Thirteen-year-old Sam lives on a reservation in North Carolina with his beloved grandmother who teaches him the Cherokee ways. To honor his ancestors, Sam hikes to a nearby sacred mountain where he encounters a red-tailed hawk and has a life-threatening fall off a steep trail. Bruised and shaken, he lands at the roots of an ancient oak tree where he discovers, tangled in the roots, an extremely rare star ruby.
When news of the ruby gets out, he confronts bullies and thieves before connecting with a renowned gemstone expert to determine the ruby’s value. In the meantime, Sam calls on his circle of ancestors to help him decide the fate of his treasure. Their message takes him far beyond the boundaries of his home where he will discover if the ruby is a blessing or a curse.
Susan Gabriel is an acclaimed southern author who lives in the mountains of North Carolina. Her novel, The Secret Sense of Wildflower, is an Amazon and Nook #1 bestseller, received a starred review from Kirkus Reviews and was selected as one of their Best Books of 2012. Her 2015 novel, Temple Secrets, is also an Amazon and Nook #1 bestseller. Find out more about Susan and her other novels at www.SusanGabriel.com
The STONE Age meets the TEENage! Quentin Moss is an average 13-year-old boy with an anything-but-average problem: the cave boy he dreamed about last night has shown up, alive and smelly, in his bedroom.

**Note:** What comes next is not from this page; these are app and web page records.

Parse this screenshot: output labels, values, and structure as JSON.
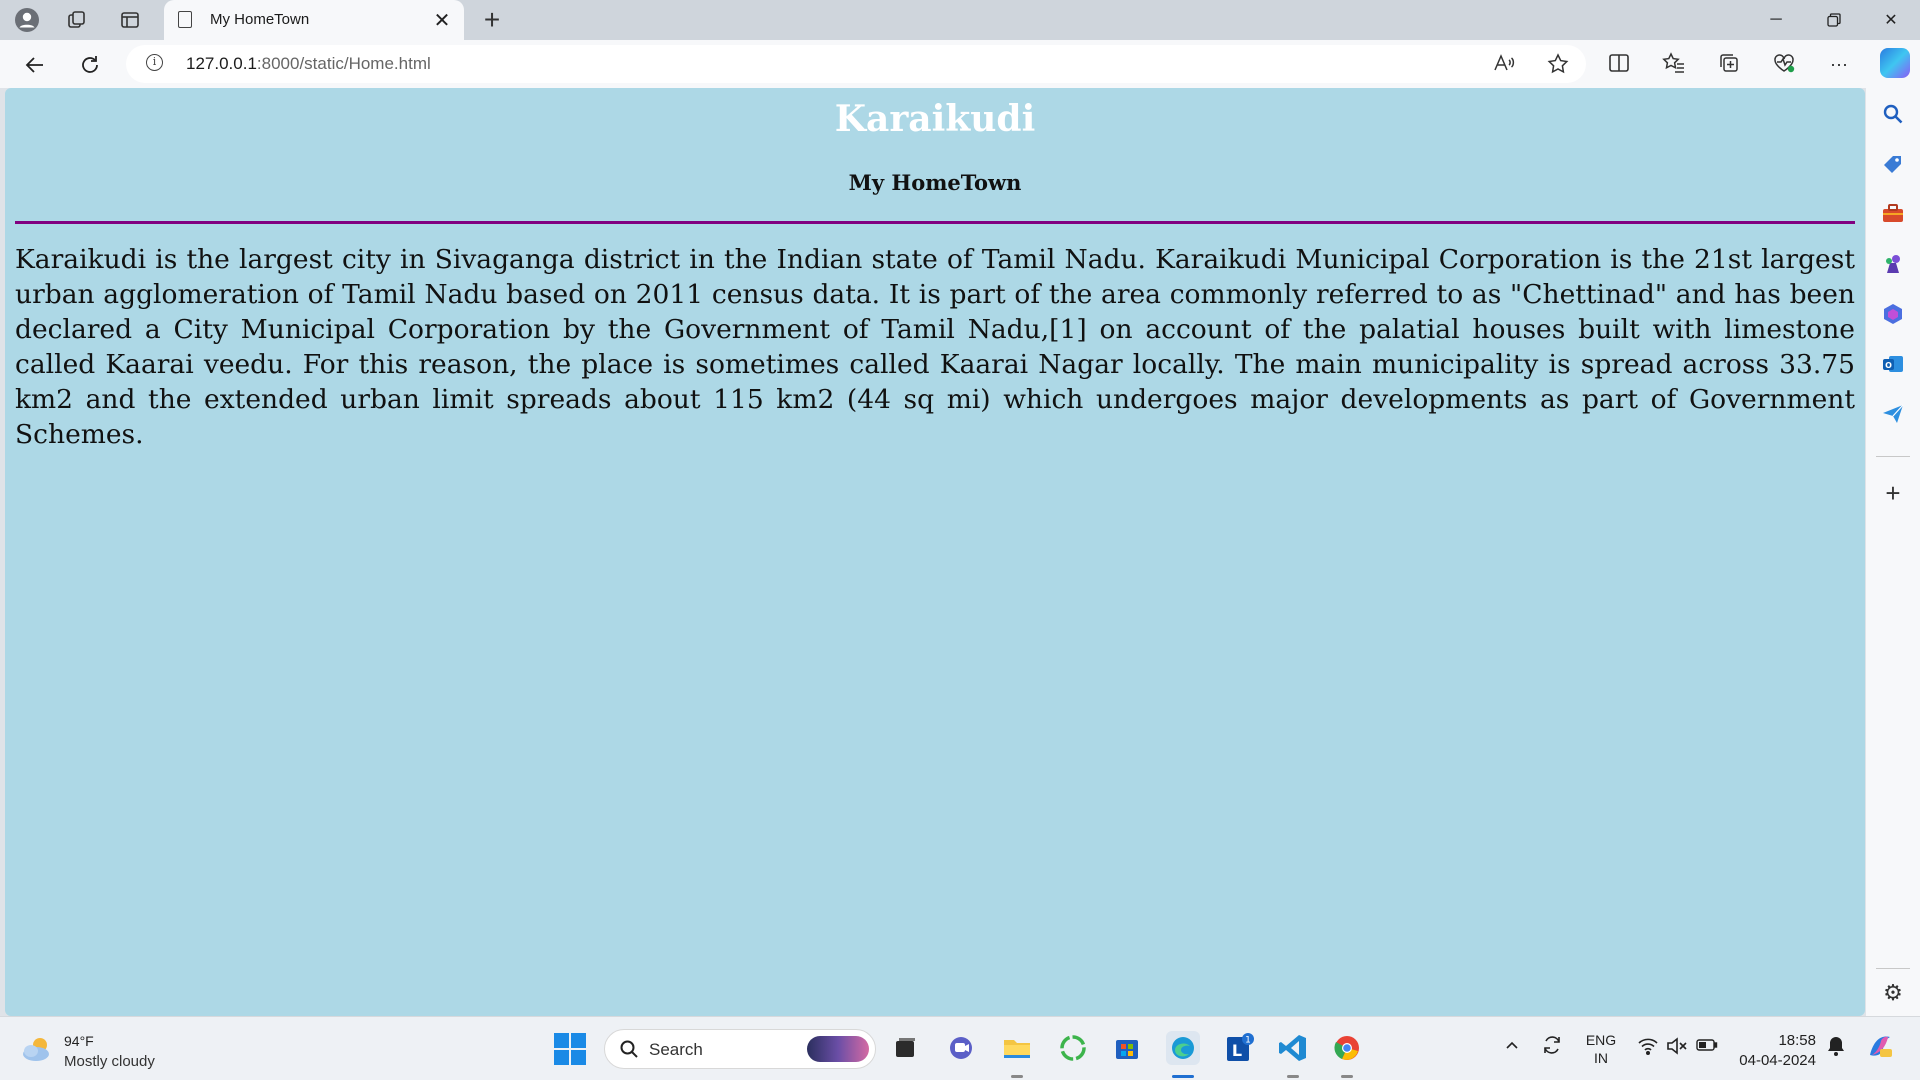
{
  "browser": {
    "tab": {
      "title": "My HomeTown"
    },
    "address": {
      "url_host": "127.0.0.1",
      "url_rest": ":8000/static/Home.html"
    }
  },
  "page": {
    "heading": "Karaikudi",
    "subheading": "My HomeTown",
    "paragraph": "Karaikudi is the largest city in Sivaganga district in the Indian state of Tamil Nadu. Karaikudi Municipal Corporation is the 21st largest urban agglomeration of Tamil Nadu based on 2011 census data. It is part of the area commonly referred to as \"Chettinad\" and has been declared a City Municipal Corporation by the Government of Tamil Nadu,[1] on account of the palatial houses built with limestone called Kaarai veedu. For this reason, the place is sometimes called Kaarai Nagar locally. The main municipality is spread across 33.75 km2 and the extended urban limit spreads about 115 km2 (44 sq mi) which undergoes major developments as part of Government Schemes.",
    "background_color": "#add8e6",
    "heading_color": "#ffffff",
    "rule_color": "#800080"
  },
  "taskbar": {
    "weather": {
      "temp": "94°F",
      "condition": "Mostly cloudy"
    },
    "search_label": "Search",
    "tray": {
      "lang_top": "ENG",
      "lang_bottom": "IN"
    },
    "clock": {
      "time": "18:58",
      "date": "04-04-2024"
    },
    "badge_count": "1"
  }
}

As past and present collide with comic consequences, Quentin must hide the secret identity of his new friend who is fascinated by zippers and loves to flush the toilet — over and over again. Before the day is over, Quentin and his best friend, Dex, have to find a way to help the homesick cave boy get back to his home — thousands of years in the past. But first they have to get through the school day.
Quentin may not be the cutest, smartest guy in school, but the way he deals with the greatest adventure of his life will have readers of all ages laughing out loud.

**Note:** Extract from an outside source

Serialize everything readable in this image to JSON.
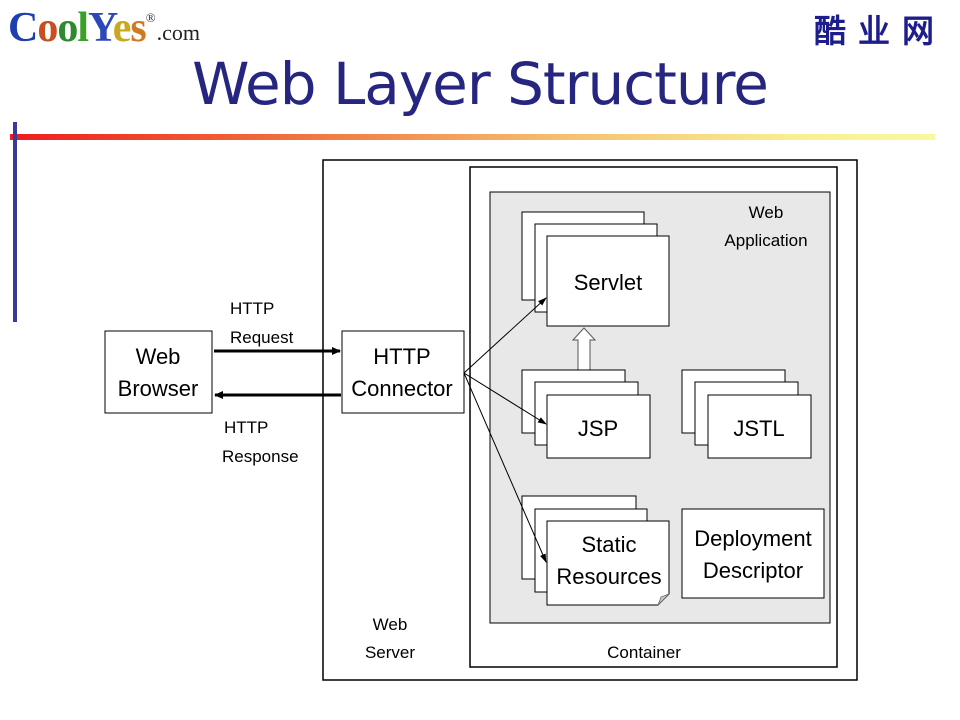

Get your copy today and start enjoying Quentin and the Cave Boy today!
Here, in the early 1800s, according to history, an Indian girl spent eighteen years alone, and this beautifully written novel is her story. It is a romantic adventure filled with drama and heartache, for not only was mere subsistence on so desolate a spot a near miracle, but Karana had to contend with the ferocious pack of wild dogs that had killed her younger brother, constantly guard against the Aleutian sea otter hunters, and maintain a precarious food supply.
More than this, it is an adventure of the spirit that will haunt the reader long after the book has been put down. Karana's quiet courage, her Indian self-reliance and acceptance of fate, transform what to many would have been a devastating ordeal into an uplifting experience. From loneliness and terror come strength and serenity in this Newbery Medal-winning classic.

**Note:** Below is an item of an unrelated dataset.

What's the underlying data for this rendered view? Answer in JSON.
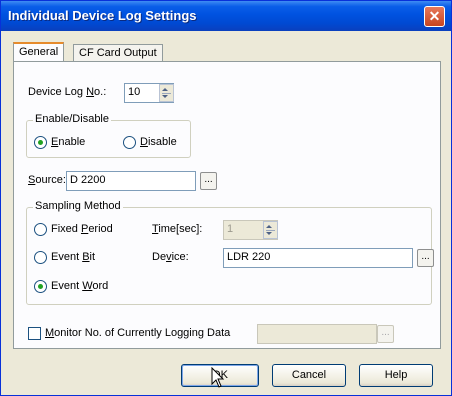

In celebration of the book's 50th anniversary, this edition has an introduction by Lois Lowry, Newbery Medal-winning author of The Giver and Number the Stars.
In her own singularly beautiful style, Newbery Medal winner Sharon Creech intricately weaves together two tales, one funny, one bittersweet, to create a heartwarming, compelling, and utterly moving story of love, loss, and the complexity of human emotion.
Thirteen-year-old Salamanca Tree Hiddle, proud of her country roots and the "Indian-ness in her blood," travels from Ohio to Idaho with her eccentric grandparents. Along the way, she tells them of the story of Phoebe Winterbottom, who received mysterious messages, who met a "potential lunatic," and whose mother disappeared.
As Sal entertains her grandparents with Phoebe's outrageous story, her own story begins to unfold—the story of a thirteen-year-old girl whose only wish is to be reunited with her missing mother.
Elizabeth George Speare’s Newbery Honor-winning survival story is filled with wonderful detail about living in the wilderness and the relationships that formed between settlers and natives in the 1700s. Now with an introduction by Joseph Bruchac.